Study published on the well-being of small business workers during COVID-19
As the pandemic was starting to take hold, researchers from the Center for Health, Work & Environment (CHWE) at the Colorado School of Public Health (ColoradoSPH) performed a study to better understand the impact of COVID-19 on the well-being of workers in Colorado. The team evaluated changes to employees' work and home life resulting from COVID-19 and individual perceptions of workplace safety and health climates. These climates reflect employee perceptions of how committed their employer is to their safety and health. They are commonly used as an indicator of organizational safety and health cultures.
This study, published in the Journal of Occupational and Environmental Medicine, examined whether safety and health climates were related to employee well-being during the COVID-19 pandemic in a sample of small businesses. CHWE has become an expert in the field of small business safety and health research based on its Small + Safe + Well (SSWell) study, a four-year, Total Worker Health intervention. The research group distributed a COVID-specific employee survey to the existing employer group of SSWell organizations and received responses from 491 employees from 30 small businesses across Colorado.
"When the pandemic hit last spring, we knew that work changed significantly. We wanted to understand how the small businesses in our SSWell study were responding to the pandemic and how this was related to their employees' health," said Dr. Natalie Schwatka, one of the lead researchers and assistant professor at the ColoradoSPH.
"We learned that when employees perceived strong health and safety climates, they also reported better well-being," says Dr. Carol Brown, lead researcher and deputy director of CHWE. Employee perceptions of safety and health climates were significantly, positively related to their self-reported well-being during the first wave of COVID-19, even when there were changes to childcare, the ability to work, and limited social contacts.

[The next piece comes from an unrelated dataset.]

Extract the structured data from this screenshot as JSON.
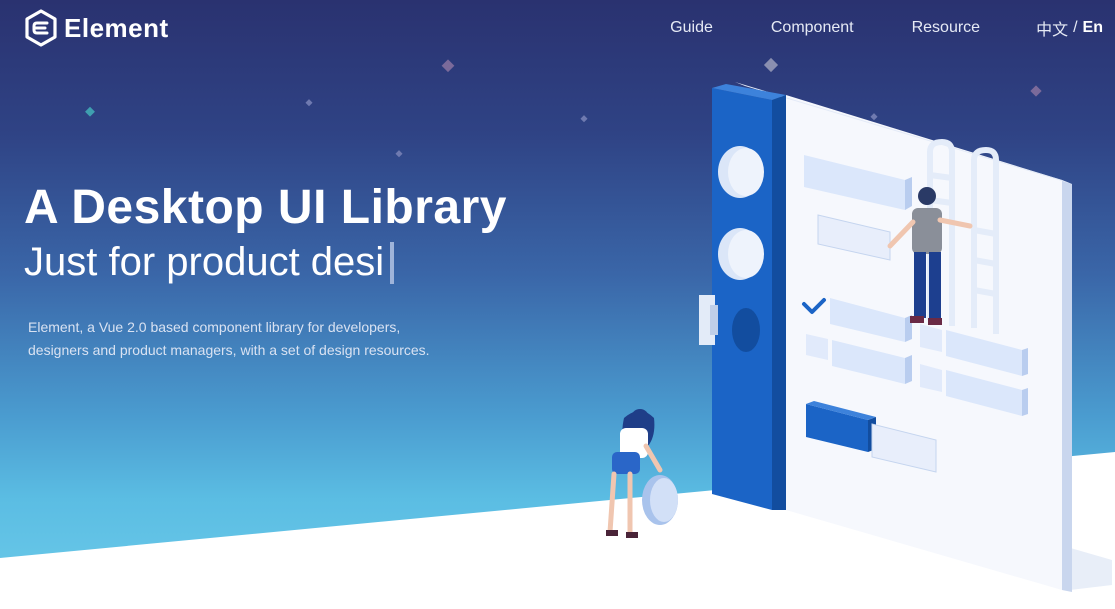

"Safety and health climates may influence employee well-being even when other disruptions occur, suggesting that during emergencies, small businesses with strong climates may be better prepared to maintain employee well-being," according to Dr. Schwatka.
The team hopes the results of the survey will encourage organizations to approach emergency preparedness as a health and safety issue. "Businesses cannot always predict when an emergency is going to happen, but they can create a working environment that supports their employees' health, safety, and well-being" says Dr. Schwatka. "In doing so, they have laid a foundation for how to successfully respond to an emergency."
Journal information: Journal of Occupational and Environmental Medicine
Provided by CU Anschutz Medical Campus